Even those who are very cynical about the Putin regime in Russia have been shocked by the decision to launch a full-scale invasion of Ukraine. There has been shock, too, at the significant human cost which has occurred in these first few days of the war, at the sight of children lying in hospital beds and the knowledge that hundreds of civilians – and possibly thousands of soldiers – have already died.
The flow of refugees from Ukraine over the past six days already stands at around 660,000 people, and the UNHCR says that this is set to become Europe’s largest refugee crisis this century. Ukraine’s neighbours should be praised for the support they have provided to those crossing the border in search of safety. Some countries have waived visa requirements for Ukrainians entirely.
Unfortunately, the UK Government has shown its usual reluctance to help the refugees, and while it is slowly being pushed into providing more avenues for Ukrainians to seek safety here, it can and should do much more.
Not only should we greatly increase the ability of refugees from Ukraine to come to this country, we must also act to support those countries on Ukraine’s borders which are receiving the majority of those fleeing the war. Some, such as Moldova, simply do not have the resources to help tens or hundreds of thousands of people and will need all the humanitarian assistance we can provide.
Supporting the Ukrainian people does of course also mean supporting their capacity to resist the Russians, which they have done extraordinarily bravely. The increasing frustration the Russians will feel at the fact the war has, so far, clearly not gone to plan will only mean they increase the force they use – and how indiscriminately they use it. The Ukrainians need anti-aircraft and anti-tank weapons, vehicles, body armour, communications equipment and light arms if they are going to be able to continue holding out.

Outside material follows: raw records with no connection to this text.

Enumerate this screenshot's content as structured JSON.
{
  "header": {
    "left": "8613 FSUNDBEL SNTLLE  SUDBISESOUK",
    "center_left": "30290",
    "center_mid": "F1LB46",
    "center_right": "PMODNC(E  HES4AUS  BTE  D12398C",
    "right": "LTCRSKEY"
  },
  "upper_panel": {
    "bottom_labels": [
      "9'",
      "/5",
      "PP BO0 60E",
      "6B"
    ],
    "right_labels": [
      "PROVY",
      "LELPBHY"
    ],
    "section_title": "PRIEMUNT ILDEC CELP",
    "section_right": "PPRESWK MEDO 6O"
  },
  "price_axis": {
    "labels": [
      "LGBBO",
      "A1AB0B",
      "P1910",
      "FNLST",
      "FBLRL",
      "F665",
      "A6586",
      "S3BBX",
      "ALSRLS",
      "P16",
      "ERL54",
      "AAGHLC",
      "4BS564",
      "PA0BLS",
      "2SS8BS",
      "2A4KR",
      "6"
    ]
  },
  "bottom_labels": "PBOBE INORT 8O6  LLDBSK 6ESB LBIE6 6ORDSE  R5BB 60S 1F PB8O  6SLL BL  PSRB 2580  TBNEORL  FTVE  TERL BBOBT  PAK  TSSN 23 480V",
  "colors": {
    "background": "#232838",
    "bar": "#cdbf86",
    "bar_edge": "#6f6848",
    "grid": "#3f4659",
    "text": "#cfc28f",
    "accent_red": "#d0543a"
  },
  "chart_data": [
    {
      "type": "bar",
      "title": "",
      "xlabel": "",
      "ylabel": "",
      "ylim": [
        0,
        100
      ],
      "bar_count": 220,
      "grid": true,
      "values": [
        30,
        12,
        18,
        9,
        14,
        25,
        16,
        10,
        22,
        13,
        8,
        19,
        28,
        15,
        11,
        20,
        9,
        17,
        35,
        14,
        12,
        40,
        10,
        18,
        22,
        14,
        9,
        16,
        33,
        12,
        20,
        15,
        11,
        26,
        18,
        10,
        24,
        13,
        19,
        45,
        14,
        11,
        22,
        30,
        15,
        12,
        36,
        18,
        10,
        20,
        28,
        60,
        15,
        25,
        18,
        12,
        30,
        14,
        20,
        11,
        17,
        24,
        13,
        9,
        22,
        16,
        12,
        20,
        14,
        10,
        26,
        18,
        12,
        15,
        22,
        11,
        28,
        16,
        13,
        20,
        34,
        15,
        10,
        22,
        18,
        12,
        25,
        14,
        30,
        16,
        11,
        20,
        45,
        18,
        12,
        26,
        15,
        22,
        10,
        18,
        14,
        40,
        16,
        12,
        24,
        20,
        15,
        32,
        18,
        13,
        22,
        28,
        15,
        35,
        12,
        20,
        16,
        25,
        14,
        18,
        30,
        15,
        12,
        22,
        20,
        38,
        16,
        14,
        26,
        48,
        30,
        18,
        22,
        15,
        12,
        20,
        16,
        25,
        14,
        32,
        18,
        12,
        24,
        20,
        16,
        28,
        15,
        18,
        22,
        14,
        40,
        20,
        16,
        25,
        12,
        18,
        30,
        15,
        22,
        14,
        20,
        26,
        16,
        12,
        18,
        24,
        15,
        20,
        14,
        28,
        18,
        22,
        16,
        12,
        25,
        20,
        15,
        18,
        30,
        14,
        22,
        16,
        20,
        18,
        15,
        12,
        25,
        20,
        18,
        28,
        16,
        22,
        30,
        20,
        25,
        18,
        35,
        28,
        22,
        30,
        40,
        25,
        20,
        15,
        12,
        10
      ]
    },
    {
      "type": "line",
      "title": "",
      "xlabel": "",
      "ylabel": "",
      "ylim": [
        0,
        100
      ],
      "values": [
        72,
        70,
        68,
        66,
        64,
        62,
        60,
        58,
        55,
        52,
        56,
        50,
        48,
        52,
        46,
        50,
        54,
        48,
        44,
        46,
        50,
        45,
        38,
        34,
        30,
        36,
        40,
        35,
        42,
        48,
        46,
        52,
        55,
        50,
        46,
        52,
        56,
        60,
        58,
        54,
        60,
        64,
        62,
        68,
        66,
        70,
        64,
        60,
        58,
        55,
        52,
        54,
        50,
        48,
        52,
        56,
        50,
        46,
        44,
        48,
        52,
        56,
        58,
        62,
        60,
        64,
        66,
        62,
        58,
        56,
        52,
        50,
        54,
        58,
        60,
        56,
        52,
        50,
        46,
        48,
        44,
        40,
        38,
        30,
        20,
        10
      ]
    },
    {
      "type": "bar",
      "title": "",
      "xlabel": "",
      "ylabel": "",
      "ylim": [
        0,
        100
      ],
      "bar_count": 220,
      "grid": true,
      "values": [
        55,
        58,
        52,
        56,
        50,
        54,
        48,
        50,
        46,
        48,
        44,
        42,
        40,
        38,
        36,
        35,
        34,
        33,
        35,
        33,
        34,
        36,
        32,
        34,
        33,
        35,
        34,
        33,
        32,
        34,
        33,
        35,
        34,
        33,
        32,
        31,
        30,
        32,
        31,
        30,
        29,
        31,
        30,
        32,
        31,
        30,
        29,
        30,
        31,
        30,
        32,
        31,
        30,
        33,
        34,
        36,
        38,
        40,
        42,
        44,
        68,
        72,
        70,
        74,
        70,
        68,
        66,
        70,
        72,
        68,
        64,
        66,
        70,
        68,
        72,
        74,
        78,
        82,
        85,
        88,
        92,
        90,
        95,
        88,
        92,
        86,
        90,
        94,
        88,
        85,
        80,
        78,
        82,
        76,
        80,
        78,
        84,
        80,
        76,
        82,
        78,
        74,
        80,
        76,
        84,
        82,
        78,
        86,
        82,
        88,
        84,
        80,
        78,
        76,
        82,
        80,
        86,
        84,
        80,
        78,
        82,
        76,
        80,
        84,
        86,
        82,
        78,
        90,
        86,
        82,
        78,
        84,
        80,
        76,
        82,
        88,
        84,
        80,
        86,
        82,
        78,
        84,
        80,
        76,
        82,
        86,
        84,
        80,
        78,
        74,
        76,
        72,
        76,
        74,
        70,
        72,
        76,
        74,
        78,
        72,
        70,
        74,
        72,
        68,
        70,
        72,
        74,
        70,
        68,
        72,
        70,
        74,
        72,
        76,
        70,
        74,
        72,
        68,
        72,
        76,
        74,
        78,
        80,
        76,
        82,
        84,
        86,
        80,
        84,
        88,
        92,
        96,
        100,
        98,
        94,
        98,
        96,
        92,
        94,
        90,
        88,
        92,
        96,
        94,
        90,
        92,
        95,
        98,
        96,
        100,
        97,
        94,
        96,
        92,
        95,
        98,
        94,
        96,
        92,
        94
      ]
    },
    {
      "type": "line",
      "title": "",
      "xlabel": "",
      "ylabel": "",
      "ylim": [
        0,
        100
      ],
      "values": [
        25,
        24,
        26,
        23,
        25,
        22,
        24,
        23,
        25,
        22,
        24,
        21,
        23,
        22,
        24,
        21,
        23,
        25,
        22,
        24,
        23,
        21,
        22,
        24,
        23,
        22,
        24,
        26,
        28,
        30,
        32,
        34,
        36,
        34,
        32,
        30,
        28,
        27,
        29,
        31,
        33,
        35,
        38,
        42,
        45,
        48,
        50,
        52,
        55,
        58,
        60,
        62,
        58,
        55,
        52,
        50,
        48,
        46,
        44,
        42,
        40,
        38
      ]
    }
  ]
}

It is also essential that we get humanitarian support to Ukraine, particularly food and medical supplies, which are already reportedly running low in some areas. It will become increasingly important to provide water, since it is inevitable that pipelines will be damaged or destroyed.
What the UK has already supplied is making a difference to Ukraine’s ability to defend itself against Russian aggression. This must be both continued and strengthened to help ensure that Ukraine remains a free and independent state.
This article was originally published in the Rochdale Observer on 5 March 2022.